Pouncey was the Dolphins’ first round pick in 2011, 15th overall, and he made 46 starts at center from 2011-2013, grading out 22nd, 12th, and 14th in those 3 seasons respectively. However, Pouncey missed the first 4 games of last season with a hip injury and, upon his return, they opted to leave Satele at center and move Pouncey to right guard, a move that didn’t work out at all. Not only did Satele finish the season as Pro Football Focus’ 31st ranked center out of 41 eligible, Pouncey himself struggled mightily out of position at right guard, grading out 69th out of 78 eligible at his new position.
Pouncey could easily bounce back in 2015, as he’ll be healthier and back at his natural position, and the Dolphins are certainly betting on that happening, but the Dolphins are betting a ton of money, giving him a 5-year, 52.15 million dollar deal with at least 22 million guaranteed over the first 2 seasons. This makes him the richest center in the NFL by a long-shot. The 10.43 million dollar annual average will surpass Rodney Hudson’s (8.9 million), Maurkice Pouncey’s (8.827 million), and Alex Mack’s (8.4 million), three deals that all set new records for average salary by a center when they were signed.
That means the average salary record for centers has been broken 4 times in about a calendar year with this deal breaking it by a long-shot. This deal also makes him the 4th richest offensive lineman in the NFL in terms of average annual salary behind Tyron Smith (12.2 million), Joe Thomas (11.5 million), and Ryan Clady (10.5 million), three guys who are all either franchise left tackles or who were at the time of signing (Clady’s career has been derailed by injuries a little bit).
This is simply too much money for a center, especially one like Pouncey who has never really played at an elite level and who is coming off of a down year.
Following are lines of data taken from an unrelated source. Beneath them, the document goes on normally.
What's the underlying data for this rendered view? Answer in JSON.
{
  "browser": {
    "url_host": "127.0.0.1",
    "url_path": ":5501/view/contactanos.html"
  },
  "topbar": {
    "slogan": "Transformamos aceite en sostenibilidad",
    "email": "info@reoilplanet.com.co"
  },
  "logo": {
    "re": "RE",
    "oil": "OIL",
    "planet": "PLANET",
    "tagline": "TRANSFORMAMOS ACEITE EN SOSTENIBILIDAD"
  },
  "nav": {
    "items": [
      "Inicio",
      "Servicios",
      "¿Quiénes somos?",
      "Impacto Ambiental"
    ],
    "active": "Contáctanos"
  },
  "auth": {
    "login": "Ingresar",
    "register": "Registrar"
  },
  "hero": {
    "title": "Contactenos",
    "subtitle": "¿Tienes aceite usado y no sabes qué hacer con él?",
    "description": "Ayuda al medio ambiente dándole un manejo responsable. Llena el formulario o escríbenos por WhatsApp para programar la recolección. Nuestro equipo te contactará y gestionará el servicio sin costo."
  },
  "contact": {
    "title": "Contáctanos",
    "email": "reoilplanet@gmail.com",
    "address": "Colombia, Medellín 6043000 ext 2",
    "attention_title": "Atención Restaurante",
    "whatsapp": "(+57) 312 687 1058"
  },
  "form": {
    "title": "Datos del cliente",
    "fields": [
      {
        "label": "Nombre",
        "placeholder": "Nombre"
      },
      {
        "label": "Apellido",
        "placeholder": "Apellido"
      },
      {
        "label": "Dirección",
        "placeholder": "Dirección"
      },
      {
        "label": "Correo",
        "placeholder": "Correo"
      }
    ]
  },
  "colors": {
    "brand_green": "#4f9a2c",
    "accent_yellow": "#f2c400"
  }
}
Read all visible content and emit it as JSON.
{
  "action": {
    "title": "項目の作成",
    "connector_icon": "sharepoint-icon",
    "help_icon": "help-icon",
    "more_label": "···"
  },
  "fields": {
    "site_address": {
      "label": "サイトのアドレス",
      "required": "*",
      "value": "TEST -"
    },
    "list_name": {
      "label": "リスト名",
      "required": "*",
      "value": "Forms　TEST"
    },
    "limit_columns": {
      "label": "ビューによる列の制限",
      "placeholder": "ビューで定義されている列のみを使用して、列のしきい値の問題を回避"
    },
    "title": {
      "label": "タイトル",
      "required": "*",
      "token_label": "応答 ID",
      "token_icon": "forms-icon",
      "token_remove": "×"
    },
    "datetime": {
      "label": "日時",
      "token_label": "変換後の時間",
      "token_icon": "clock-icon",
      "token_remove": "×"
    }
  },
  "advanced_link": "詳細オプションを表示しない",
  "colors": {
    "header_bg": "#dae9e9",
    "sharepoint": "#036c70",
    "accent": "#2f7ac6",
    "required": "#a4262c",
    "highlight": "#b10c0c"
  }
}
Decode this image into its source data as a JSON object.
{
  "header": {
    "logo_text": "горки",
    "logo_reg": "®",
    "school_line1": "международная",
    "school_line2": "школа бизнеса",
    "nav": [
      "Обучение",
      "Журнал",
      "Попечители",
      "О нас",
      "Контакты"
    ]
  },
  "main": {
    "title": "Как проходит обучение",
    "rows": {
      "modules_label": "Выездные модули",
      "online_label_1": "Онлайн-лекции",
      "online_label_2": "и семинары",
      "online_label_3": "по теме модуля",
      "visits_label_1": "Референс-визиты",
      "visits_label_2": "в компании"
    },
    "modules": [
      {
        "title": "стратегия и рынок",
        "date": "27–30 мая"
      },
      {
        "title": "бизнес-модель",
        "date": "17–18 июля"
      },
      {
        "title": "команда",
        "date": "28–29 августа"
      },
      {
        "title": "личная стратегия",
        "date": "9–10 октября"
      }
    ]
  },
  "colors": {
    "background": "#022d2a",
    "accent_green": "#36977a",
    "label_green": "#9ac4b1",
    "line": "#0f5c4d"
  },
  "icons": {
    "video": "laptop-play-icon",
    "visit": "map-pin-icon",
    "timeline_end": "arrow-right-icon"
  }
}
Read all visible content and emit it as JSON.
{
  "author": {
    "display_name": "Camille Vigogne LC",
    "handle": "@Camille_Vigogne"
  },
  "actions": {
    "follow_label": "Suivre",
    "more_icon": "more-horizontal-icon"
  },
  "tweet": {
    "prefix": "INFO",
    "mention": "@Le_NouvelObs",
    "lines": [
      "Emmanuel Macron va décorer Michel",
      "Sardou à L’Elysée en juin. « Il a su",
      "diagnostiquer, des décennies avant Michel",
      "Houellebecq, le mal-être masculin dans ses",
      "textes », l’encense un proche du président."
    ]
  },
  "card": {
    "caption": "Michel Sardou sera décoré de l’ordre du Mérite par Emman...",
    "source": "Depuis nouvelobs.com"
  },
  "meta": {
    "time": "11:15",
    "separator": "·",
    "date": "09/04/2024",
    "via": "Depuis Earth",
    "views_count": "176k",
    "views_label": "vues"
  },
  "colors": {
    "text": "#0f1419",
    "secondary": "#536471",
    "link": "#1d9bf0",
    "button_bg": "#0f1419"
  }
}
If this was really the best deal Pouncey would have taken at this point, the Dolphins would have been much better off letting him play out the final season of his contract at 7.438 million, waiting to see if not only he bounces back in 2015, but also breaks out as an elite center (still a possibility considering he’s only going into his age 26 season), and then negotiating with him next off-season.
If he had a truly dominant year in 2015, he might be worth this kind of dough, but not right now. And if Pouncey wouldn’t take this deal in a year, let him test the open market and get overpaid elsewhere and find a cheaper replacement. There’s no excuse for this kind of deal right now. Between this deal, Ndamukong Suh’s deal (19.1 million annually), Branden Albert’s deal (9.4 million annually), Brent Grimes’ deal (8 million annually), Jordan Cameron’s deal (7.5 million annually), Reshad Jones’ deal (7 million annually), Cameron Wake’s deal (6.64 million) and Ryan Tannehill’s impending extension, the Dolphins’ cap is about to get really top heavy over the next few years, making it very hard for them to fill other needs.
Even before this deal and Tannehill’s impending deal, the Dolphins had 75.8 million in cap space committed to 6 players in 2016 and cutting them all who don’t have guaranteed money on their contract would only save the Dolphins 33.7 million in cap space immediately. Between this deal and Tannehill’s, that number could easily be over 100 million. That’s not where you want to be, especially for a roster’s like Miami that still isn’t one of the NFL’s elites. This deal is an inexcusable overpay.
Update: This deal turned out to only be worth 45 million over 5 years. It’s still the most expensive deal for a center in NFL history and an overpay, but it’s not quite as bad.